“I have always loved to experiment and tinker with things ever since I was a child. An office job was therefore never an option. In my job at thyssenkrupp, I help create pioneering technology, which is like a childhood dream come true.”
My job: following in the footsteps of Gyro Gearloose
I have always loved to experiment and tinker with things ever since I was a child. At some point, this turned into a deeper interest in all things technical and repairing things, bicycles for example, became a hobby. I therefore realized early on that I was more suited to practical jobs. Through my master’s degree in industrial design and manufacturing, I became increasingly interested in research, eventually concluding that this was the field in which I would look to find a career. This is how I ended up joining the very experienced Research and Development team as a trainee. This really was a stroke of luck. As a novice, I was able to learn and benefit not only from the technical expertise of my colleagues, but also from their experience with work processes. After completing my traineeship, I specialized in surface engineering. One of our development projects in this field was even distinguished with the 2011 thyssenkrupp Innovation Prize. It was here that I had my first dealings with the wind energy sector. Some time later I began focusing more on research and development for axial-radial roller bearings for wind energy plants, and have recently had rotor bearing testing added to my responsibilities.
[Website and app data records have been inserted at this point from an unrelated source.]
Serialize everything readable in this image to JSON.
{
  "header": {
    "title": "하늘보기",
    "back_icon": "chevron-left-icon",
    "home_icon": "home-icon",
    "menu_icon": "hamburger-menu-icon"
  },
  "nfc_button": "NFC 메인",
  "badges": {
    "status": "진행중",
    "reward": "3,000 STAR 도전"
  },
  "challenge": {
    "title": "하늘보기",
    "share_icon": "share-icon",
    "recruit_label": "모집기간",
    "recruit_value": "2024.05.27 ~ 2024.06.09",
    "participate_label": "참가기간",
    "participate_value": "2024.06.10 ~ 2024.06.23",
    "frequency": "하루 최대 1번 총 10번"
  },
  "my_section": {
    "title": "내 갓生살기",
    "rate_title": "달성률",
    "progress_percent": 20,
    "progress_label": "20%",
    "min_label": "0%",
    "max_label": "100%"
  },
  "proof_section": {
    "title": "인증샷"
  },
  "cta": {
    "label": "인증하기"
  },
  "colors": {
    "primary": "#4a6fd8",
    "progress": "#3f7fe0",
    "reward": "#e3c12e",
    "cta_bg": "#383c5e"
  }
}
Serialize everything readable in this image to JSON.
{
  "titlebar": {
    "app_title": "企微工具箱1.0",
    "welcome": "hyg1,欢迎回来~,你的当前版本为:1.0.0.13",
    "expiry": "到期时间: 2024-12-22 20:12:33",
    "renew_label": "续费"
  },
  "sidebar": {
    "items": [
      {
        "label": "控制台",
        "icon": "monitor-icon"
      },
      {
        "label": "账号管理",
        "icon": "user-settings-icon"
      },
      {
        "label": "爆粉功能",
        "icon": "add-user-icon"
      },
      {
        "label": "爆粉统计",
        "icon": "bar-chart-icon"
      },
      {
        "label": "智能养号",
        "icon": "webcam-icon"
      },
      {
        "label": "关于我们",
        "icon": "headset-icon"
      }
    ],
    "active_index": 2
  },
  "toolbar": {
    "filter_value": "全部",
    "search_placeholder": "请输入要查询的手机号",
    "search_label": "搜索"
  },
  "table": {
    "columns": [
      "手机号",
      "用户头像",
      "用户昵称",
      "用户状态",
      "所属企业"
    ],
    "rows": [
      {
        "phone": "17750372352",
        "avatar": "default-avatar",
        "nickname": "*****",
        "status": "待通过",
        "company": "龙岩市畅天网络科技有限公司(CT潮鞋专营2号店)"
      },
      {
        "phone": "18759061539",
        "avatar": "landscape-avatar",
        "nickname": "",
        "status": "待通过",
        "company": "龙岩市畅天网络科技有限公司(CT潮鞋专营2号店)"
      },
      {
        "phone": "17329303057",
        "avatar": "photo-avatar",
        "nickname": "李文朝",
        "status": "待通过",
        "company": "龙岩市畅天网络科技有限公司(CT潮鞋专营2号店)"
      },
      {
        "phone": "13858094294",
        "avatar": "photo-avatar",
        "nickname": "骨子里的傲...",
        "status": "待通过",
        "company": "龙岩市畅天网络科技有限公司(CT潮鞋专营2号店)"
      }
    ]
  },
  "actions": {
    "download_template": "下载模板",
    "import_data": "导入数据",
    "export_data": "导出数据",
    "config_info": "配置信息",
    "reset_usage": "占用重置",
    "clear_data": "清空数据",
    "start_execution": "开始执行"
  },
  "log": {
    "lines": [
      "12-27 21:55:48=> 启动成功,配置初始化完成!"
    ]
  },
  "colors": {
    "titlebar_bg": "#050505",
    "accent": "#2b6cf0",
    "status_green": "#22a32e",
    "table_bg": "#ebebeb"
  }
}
The research field is about continually breaking new ground. Everything you do, you’re doing for the first time. And while this calls for a creative, innovative mindset, you also need a healthy dose of pragmatism to remain focused on feasibility. Another challenge that regularly presents itself is explaining to colleagues in the production departments that further developments are necessary. After all, Research and Development often takes second place to important, scheduled customer orders. To prevail in such circumstances, you need to be able to argue and assert yourself well.
My typical working day
My tasks are so flexible that I don’t really have a typical working day. I mostly spend half my time in the office, for instance if I working on experiment designs or evaluating results. I spend the other half in the testing facility, where I prepare measuring methods and conduct tests.
Our tagline is "engineering. tomorrow. together.". For me, "together" means...
... communicating openly with each other! Because only by interacting regularly with colleagues, discussing matters and exchanging technical knowledge and ideas can we arrive at the ideal solution. “Together” also means joining forces in pursuit of common goals. It is about wanting to jointly bring a task to fruition as opposed to trying to dodge additional work. This ambition is absolutely necessary.
Realizing your potential, having fun and being happy
As a thyssenkrupp employee, I know that my work helps shape the future. For example, through my work developing large-diameter anti-friction slewing rings for wind energy plants, I contribute toward the energy transition process. To me, working at thyssenkrupp means being part of an innovative, forward-looking company that treats its employees very fairly. The work atmosphere, the working conditions, the development opportunities: they’ve got it all right.